Please state how many lines of the records hold the string "subitem", giving nothing but the number.
§
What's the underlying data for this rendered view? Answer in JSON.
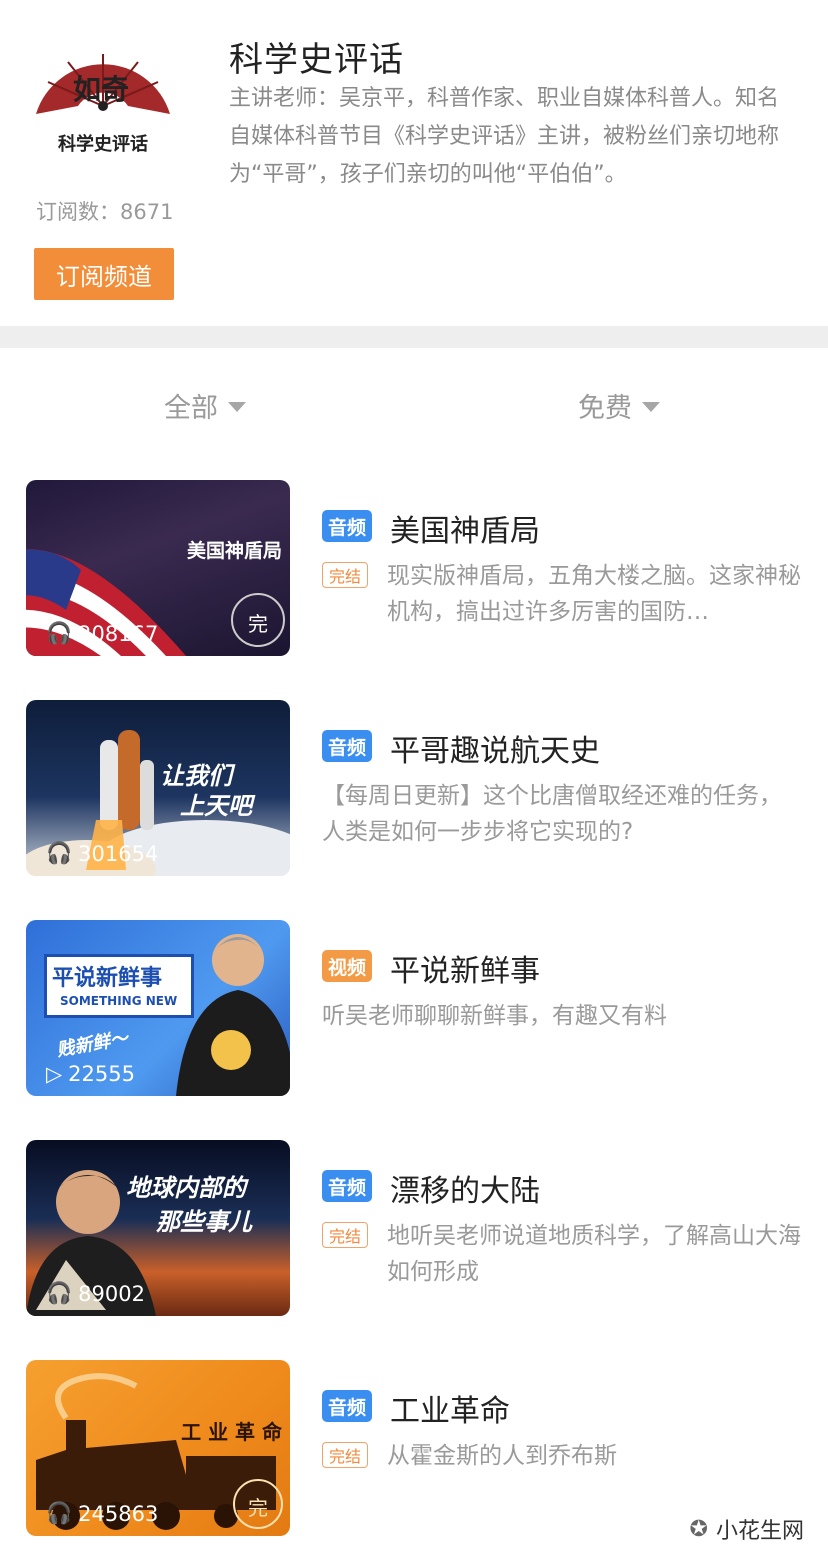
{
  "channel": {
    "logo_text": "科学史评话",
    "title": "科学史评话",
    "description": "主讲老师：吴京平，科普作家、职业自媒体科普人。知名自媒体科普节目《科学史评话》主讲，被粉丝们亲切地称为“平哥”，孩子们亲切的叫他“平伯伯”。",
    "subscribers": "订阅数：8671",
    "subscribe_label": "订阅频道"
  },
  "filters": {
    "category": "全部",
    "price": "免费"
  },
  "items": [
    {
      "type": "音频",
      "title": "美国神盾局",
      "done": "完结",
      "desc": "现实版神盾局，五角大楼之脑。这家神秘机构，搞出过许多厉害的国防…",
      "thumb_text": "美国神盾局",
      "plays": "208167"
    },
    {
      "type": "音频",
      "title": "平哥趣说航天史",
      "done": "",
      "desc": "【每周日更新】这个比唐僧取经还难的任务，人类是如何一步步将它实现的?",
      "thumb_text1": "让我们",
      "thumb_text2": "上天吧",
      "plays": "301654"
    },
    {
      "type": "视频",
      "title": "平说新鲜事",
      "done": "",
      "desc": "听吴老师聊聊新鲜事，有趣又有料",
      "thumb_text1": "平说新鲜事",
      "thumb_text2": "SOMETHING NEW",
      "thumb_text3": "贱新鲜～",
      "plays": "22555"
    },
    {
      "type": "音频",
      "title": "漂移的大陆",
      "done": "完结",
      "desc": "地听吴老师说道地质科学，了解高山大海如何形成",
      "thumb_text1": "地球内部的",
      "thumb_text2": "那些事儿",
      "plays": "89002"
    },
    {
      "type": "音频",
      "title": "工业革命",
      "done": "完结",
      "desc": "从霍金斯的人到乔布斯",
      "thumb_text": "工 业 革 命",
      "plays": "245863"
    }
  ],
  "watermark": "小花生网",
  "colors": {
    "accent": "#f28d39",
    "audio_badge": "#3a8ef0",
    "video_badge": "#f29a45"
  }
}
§
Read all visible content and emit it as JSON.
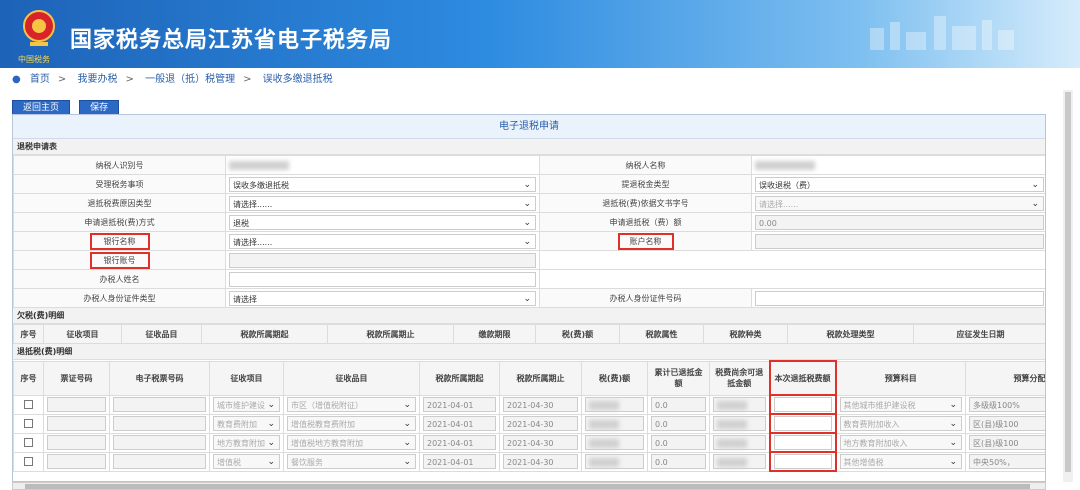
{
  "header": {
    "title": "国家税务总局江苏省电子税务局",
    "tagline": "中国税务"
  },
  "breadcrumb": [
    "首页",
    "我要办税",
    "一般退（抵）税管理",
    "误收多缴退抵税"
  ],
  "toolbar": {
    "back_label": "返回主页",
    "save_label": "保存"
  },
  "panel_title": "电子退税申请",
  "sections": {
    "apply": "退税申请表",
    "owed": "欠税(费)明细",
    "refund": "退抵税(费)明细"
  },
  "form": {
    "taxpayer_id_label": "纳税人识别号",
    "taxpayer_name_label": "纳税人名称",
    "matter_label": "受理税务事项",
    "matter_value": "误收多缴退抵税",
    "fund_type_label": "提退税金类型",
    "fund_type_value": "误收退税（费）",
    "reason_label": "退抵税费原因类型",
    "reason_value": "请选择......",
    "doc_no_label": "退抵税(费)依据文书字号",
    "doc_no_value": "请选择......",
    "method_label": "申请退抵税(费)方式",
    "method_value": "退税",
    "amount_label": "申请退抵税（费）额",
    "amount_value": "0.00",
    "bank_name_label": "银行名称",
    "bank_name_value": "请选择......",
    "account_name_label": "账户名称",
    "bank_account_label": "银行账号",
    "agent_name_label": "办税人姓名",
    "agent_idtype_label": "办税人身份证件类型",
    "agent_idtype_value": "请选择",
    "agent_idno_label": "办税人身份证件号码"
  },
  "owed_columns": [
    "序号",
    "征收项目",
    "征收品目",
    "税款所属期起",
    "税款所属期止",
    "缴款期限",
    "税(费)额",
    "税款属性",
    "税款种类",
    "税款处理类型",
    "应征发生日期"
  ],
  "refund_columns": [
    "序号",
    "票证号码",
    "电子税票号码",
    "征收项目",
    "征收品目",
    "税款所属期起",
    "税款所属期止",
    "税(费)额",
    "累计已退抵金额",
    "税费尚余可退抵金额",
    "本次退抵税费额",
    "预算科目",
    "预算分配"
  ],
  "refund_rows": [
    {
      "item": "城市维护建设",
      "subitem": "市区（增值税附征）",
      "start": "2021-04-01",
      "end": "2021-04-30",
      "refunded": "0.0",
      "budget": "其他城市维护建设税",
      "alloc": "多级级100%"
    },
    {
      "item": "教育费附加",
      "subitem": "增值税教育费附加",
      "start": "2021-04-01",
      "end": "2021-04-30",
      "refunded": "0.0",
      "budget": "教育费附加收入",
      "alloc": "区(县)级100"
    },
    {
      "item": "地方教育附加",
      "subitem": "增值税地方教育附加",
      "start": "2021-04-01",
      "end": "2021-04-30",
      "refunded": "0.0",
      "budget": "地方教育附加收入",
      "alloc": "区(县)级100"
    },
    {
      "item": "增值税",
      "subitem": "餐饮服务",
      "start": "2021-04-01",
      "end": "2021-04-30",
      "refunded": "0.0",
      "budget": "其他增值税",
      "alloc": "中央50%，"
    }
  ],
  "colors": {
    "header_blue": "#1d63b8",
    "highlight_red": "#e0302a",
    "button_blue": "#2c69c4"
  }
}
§
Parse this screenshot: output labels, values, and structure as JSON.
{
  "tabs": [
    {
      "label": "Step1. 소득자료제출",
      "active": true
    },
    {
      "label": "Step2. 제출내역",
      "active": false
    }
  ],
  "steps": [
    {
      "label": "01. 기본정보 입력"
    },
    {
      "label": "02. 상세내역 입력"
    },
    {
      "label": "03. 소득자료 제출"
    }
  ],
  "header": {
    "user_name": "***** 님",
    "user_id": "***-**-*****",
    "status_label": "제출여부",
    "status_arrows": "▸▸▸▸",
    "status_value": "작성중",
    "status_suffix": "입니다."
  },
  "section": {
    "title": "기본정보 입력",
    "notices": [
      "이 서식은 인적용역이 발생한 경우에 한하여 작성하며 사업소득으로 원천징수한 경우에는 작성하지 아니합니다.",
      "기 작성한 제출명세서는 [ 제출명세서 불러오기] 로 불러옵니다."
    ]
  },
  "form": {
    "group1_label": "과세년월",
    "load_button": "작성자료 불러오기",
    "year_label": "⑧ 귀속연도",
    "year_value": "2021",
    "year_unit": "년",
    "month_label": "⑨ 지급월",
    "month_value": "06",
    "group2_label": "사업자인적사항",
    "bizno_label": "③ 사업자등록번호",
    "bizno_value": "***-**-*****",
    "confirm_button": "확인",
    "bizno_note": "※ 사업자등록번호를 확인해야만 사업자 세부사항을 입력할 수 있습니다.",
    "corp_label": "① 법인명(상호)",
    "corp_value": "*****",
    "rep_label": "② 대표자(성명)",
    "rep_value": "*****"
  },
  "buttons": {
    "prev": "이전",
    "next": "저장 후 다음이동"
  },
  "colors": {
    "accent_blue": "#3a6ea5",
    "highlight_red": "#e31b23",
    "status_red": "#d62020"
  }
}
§
» **Output for this task**
4